> _TASK STATEMENT_: Where in the records does the word "title" appear? Copy each line that holds it.

----- MATERIAL SUPPLIED -----

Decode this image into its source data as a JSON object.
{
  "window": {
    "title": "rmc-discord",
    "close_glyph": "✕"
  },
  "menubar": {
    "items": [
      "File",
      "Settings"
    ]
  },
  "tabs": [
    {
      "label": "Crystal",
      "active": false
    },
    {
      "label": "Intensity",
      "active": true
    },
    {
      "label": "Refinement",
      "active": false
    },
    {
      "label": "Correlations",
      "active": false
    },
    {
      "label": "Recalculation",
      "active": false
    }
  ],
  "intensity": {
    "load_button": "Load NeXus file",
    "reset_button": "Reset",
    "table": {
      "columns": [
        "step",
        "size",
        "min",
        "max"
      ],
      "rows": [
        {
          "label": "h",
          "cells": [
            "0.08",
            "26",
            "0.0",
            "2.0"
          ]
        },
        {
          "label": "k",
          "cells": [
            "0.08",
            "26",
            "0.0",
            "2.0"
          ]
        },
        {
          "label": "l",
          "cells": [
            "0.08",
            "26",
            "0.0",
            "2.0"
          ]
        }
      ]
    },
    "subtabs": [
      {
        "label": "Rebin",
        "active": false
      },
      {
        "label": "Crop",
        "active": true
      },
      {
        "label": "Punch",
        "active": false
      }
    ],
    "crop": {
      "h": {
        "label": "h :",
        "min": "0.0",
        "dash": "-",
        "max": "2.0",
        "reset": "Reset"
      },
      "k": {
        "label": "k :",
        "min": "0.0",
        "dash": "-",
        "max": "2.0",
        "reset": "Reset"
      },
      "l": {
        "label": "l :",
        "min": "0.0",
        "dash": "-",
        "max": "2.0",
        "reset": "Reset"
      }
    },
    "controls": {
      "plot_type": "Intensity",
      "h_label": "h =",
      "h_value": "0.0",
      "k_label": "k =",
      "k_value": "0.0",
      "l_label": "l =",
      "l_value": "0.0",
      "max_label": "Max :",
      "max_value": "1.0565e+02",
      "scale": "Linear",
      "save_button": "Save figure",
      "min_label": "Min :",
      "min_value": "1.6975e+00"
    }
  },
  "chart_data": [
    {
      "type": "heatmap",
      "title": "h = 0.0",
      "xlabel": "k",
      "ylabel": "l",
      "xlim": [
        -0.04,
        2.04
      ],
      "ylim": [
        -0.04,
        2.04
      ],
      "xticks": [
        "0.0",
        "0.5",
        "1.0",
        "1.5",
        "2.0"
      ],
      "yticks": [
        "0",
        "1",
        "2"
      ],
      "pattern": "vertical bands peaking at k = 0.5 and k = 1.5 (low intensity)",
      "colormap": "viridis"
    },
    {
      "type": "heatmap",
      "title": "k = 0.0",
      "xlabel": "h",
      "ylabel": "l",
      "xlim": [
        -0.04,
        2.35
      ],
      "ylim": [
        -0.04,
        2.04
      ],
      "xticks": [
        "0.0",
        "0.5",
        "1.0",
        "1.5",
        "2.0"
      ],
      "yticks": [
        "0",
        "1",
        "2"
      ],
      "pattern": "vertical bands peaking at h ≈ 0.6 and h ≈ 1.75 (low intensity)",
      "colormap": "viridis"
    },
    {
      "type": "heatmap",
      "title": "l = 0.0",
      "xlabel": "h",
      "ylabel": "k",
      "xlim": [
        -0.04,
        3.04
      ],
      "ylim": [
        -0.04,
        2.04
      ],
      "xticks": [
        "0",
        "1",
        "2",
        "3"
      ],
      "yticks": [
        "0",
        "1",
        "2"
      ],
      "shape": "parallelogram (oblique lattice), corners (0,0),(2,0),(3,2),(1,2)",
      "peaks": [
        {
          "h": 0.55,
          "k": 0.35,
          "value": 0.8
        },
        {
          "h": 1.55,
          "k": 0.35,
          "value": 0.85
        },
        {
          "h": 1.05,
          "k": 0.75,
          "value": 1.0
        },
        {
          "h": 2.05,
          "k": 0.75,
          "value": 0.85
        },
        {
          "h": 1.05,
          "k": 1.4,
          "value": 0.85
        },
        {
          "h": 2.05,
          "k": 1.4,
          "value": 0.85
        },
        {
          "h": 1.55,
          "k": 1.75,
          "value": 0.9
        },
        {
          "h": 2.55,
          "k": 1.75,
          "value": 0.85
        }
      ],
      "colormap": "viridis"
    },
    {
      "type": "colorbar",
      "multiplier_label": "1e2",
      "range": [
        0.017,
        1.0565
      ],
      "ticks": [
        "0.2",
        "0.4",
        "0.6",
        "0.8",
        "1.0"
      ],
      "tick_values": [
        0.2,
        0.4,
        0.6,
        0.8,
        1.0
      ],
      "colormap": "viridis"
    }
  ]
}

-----

> _TASK ANSWER_:
    "title": "rmc-discord",
      "title": "h = 0.0",
      "title": "k = 0.0",
      "title": "l = 0.0",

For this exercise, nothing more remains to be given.